How mental health disorders are treated in the context of Will validity claims – Bereavement
Much like the rest of society, the legal world is evolving to better understand the impact and effect of mental health disorders. Using examples, this blog series will explore how different mental health disorders have historically, and more recently, been treated in the context of Will validity claims.
The requirements for a valid Will:
Under section 9 of The Wills Act 1837, a Valid Will requires the following elements:
- The Will must be in writing;
- It must be signed by the Testator (the person making the Will); and
- The Testator must have an intention for the Will to be valid when signing it.
In addition, the Testator’s signature must be witnessed, or acknowledged, in the presence of at least two witnesses.
Can a Will be Contested? – Grounds of Invalidity:
After a Testator has died and their Will comes into effect, there are a number of grounds upon which an individual may challenge that Will, the most common include claims:
- That the Testator lacked testamentary capacity;
- That the Testator lacked knowledge and approval in relation to the Content of the Will;
- That undue influence was exerted over the Testator;
- Of Forgery or Fraud; and
- Of Lack of due execution.
There is a clear link between the potential impact of a mental health disorder and the validity of a Will.
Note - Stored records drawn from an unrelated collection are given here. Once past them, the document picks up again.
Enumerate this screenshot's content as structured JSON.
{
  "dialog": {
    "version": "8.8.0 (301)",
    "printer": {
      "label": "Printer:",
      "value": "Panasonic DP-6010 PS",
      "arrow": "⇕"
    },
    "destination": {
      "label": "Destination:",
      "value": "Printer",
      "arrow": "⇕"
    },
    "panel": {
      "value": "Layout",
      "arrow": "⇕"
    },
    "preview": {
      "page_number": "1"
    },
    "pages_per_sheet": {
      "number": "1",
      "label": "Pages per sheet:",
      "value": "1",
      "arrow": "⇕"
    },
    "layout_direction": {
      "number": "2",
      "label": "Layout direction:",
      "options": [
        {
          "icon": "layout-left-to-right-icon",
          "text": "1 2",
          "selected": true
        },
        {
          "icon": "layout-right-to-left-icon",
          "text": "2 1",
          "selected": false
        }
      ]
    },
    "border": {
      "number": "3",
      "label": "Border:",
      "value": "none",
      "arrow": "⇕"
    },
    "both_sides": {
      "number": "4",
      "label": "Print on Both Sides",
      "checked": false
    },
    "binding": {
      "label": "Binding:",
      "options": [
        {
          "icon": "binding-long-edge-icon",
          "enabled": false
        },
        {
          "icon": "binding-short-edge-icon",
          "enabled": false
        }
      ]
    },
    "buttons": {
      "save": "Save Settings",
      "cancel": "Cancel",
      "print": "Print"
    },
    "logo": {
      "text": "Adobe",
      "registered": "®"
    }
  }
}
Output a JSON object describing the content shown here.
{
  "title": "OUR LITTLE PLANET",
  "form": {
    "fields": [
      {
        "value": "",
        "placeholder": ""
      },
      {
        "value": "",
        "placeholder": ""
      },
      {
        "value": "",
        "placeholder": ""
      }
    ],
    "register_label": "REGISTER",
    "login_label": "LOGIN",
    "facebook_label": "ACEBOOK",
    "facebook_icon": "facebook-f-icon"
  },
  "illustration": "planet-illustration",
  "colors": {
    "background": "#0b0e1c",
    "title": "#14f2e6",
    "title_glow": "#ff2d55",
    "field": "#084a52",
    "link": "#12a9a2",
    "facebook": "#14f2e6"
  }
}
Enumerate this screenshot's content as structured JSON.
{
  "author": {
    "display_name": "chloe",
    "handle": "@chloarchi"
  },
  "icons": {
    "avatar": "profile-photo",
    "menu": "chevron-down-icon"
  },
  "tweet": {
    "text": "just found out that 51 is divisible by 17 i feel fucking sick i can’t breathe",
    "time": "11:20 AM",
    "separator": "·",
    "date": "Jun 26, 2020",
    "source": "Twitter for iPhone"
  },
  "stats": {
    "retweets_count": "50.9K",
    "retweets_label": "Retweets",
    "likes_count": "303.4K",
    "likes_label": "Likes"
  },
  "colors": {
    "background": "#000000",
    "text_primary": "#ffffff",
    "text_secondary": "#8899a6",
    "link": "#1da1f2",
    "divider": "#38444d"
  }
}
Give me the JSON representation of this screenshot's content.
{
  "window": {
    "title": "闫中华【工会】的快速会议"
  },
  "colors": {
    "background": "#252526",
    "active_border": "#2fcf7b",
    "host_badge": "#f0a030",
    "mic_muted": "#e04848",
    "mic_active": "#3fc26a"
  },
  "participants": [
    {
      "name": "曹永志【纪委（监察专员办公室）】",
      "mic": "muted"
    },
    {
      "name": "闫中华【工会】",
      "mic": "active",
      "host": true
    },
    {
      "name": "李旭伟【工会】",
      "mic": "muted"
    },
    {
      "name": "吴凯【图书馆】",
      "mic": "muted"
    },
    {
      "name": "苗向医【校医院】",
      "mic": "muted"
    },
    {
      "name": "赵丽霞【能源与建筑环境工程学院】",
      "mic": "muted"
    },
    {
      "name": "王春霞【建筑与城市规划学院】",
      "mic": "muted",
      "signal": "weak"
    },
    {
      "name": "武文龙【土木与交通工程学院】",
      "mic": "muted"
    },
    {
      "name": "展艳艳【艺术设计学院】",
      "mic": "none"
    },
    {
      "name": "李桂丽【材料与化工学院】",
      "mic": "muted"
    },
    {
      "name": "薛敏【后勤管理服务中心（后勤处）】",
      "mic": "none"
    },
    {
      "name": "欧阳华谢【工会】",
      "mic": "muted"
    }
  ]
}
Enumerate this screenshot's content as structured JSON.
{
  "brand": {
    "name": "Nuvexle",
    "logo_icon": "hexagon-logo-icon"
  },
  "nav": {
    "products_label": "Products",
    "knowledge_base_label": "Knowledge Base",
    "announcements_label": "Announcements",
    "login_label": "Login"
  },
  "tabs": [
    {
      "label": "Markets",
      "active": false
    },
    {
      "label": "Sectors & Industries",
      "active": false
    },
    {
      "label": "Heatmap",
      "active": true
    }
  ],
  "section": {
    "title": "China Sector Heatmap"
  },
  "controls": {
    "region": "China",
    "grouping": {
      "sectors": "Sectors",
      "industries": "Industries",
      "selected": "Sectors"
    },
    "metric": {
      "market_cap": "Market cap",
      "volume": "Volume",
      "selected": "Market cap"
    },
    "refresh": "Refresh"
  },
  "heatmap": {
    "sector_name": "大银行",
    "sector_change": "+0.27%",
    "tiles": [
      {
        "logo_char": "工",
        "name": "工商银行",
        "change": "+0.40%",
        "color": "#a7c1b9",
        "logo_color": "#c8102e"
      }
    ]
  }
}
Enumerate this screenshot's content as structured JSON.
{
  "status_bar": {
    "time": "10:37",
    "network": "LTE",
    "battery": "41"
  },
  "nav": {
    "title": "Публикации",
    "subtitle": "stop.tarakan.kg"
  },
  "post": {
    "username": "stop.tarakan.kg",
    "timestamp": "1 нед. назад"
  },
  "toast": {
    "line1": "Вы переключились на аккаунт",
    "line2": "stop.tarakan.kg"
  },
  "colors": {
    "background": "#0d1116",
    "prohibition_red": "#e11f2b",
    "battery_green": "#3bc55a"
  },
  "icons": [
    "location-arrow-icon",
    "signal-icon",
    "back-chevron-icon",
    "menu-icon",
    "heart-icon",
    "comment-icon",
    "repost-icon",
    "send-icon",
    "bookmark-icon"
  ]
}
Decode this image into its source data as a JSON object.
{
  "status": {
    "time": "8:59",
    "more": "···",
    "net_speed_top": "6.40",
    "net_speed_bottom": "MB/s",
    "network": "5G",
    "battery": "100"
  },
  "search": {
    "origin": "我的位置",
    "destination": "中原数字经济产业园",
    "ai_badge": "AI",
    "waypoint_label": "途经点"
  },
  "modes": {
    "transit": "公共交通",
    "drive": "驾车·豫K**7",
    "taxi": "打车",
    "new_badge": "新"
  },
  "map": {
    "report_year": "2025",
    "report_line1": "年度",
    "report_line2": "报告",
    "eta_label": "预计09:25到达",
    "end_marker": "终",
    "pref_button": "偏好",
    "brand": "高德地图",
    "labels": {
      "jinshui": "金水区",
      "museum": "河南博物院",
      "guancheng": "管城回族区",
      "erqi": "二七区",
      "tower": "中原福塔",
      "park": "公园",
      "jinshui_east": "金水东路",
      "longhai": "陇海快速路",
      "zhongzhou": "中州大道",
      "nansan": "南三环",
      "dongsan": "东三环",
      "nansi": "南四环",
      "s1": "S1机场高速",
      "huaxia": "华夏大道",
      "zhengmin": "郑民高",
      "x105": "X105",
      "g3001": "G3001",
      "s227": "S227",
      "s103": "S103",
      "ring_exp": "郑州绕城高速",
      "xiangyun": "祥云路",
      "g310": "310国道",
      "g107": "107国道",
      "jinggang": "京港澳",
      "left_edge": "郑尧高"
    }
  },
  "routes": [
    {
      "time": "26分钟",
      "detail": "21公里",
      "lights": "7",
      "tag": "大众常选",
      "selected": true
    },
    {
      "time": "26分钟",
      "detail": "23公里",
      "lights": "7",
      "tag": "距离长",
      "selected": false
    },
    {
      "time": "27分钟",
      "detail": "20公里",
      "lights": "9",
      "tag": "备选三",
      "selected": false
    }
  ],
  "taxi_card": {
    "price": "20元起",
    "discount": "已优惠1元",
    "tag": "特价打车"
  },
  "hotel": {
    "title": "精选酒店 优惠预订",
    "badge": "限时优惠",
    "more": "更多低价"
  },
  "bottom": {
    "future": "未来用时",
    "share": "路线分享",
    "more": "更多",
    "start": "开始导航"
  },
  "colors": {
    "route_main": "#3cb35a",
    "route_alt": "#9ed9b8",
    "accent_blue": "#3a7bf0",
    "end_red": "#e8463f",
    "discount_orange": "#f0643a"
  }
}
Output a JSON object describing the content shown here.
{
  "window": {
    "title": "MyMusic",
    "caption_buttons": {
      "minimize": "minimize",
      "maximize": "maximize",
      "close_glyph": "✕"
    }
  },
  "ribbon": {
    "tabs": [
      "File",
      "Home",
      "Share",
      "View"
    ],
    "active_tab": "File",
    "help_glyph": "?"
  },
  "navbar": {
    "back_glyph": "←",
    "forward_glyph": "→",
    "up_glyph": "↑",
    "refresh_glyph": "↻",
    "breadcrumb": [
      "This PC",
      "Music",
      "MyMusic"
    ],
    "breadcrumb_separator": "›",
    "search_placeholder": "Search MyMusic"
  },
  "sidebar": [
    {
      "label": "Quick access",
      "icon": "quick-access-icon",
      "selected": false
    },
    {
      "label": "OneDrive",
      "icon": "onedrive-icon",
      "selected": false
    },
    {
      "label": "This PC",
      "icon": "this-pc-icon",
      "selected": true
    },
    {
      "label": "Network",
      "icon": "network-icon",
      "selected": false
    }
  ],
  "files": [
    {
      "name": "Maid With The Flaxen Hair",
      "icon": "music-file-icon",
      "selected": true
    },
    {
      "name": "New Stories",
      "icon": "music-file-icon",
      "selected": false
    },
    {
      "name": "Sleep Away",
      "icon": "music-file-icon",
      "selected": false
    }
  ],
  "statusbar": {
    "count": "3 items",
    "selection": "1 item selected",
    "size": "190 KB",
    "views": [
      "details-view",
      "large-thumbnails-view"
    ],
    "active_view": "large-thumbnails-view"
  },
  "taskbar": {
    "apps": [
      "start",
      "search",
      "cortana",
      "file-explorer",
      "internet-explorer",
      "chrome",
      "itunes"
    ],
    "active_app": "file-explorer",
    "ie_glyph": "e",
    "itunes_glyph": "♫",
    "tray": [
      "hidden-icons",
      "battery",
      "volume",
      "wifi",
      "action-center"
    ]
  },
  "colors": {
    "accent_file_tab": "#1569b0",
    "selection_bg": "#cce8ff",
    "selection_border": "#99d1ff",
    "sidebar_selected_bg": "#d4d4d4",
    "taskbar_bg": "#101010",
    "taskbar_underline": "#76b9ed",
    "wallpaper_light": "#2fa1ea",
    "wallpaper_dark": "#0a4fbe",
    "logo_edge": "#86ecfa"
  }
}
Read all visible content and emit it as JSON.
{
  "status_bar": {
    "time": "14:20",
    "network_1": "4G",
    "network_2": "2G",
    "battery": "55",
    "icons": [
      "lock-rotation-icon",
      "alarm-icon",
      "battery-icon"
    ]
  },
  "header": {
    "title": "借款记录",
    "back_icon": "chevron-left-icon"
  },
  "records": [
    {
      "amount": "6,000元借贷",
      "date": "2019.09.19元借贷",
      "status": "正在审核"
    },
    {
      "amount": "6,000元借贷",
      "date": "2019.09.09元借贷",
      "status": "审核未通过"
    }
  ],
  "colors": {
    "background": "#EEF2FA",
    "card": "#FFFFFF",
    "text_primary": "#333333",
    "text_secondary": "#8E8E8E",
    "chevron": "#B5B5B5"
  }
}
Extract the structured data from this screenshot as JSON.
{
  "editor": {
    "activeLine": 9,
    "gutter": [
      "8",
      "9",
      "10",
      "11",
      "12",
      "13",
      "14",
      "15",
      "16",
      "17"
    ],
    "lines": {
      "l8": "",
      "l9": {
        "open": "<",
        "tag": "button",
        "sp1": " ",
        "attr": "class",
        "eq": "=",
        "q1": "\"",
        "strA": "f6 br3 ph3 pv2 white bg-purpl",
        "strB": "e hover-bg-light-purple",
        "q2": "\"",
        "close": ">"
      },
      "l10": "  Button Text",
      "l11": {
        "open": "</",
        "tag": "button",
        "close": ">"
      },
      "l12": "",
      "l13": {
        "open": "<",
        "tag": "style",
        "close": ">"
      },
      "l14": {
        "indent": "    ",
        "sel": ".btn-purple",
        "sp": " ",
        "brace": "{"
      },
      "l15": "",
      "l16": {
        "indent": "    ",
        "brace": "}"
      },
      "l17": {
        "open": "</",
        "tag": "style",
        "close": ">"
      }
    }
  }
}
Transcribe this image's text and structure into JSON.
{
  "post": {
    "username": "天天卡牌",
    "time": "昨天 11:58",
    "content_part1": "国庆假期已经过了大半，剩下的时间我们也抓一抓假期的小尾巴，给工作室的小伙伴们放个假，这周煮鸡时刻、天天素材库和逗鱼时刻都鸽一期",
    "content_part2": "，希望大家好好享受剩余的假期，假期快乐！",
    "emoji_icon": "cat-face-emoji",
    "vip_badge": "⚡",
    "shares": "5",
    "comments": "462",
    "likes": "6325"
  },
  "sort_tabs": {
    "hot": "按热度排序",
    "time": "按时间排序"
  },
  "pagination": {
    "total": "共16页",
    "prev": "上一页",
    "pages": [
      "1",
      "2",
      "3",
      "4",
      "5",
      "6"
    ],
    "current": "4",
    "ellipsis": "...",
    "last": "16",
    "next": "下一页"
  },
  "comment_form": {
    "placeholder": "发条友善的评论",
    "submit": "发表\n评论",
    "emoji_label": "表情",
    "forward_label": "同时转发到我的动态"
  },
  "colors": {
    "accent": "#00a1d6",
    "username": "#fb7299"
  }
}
Dependent on the mental health disorder in question, there may be particular issues surrounding capacity, knowledge and approval, or the testator’s vulnerability to coercion.
The Mental Health Act 1983
The Mental Health Act 1983 defines a Mental Health disorder as ‘any disorder or disability of the mind’. Clearly, this can encompass a wide range of mental health disorders which can have a wide range of effects on a testator. This blog post is going to focus particularly on the impact of bereavement on mental health when making a Will.
Key v Key
Whilst bereavement in itself may not initially be thought of as a mental health disorder, the case of Key v Key  EWHC 408 (Ch) found that in this instance, the bereavement was so significant that it could amount to a severe affective disorder.
The facts of the case concern the deceased Testator, Mr George Key, who made a new will (“the New Will”) only one week after the death of his late wife of 65 years. The meeting with the solicitor had been instigated and organized by one of the deceased’s four children, Mary. The terms of the new Will were particularly favourable to Mary and her sister, in contrast to the deceased’s previous Wil which, after his wife, left everything to be divided between his two sons. This was not considered unusual considering the two sons had spent their lives working on the family farm which comprised most of the estate.
The two sons successfully challenged the Will on the grounds that the deceased had lacked testamentary capacity and lacked knowledge and approval of the content of the Will. Medical evidence and witness statements revealed the level of distress that the deceased was facing, particularly with the death of his late wife having been so sudden, the fact that he was suffering from a mild pre-existing cognitive impairment, and the fact that he was incredibly reliant on his wife day-to-day and his inability to make decisions as a result. The court emphasized that this was not a case where it was possible to simply point to the deceased’s inability to satisfy one part of the Banks v Goodfellow test (for further details on this please see here) but, instead, when taking the evidence as a whole, it was clear that the deceased was unable to exercise the decision making powers of a testator. In so doing, the court had developed the test so as to consider the deceased’s decision making powers beyond ‘comprehension’ which it considered was necessitated by a “greater understanding of the mind now available from modern psychiatric medicine, in particular in relation to affective disorder[s]”. The court considered that in this state, the deceased was susceptible and vulnerable to the actions of those around him. While not amounting to coercion in this instance, it was held that the deceased had not been exercising his own thoughts in making the Will and subsequently did not have knowledge or approval of the contents.
The case highlighted that the impact of the bereavement on the deceased mirrored symptoms of severe depression. In turn, this case may also give an understanding of how depression of the Testator could potentially be treated in the context of contesting a Will. It is important to stress that this case will not be an indicator for every Will made after an individual has suffered from a bereavement, or is suffering from depression. It was the specific facts and the severity of the symptoms of bereavement combined with the testator’s suffering of a pre-existing cognitive impairment that enabled the Will to be contested successfully. Nevertheless, this case demonstrates the legal system adapting to developments in modern psychiatric medicine and highlights the versatility of the Banks v Goodfellow test.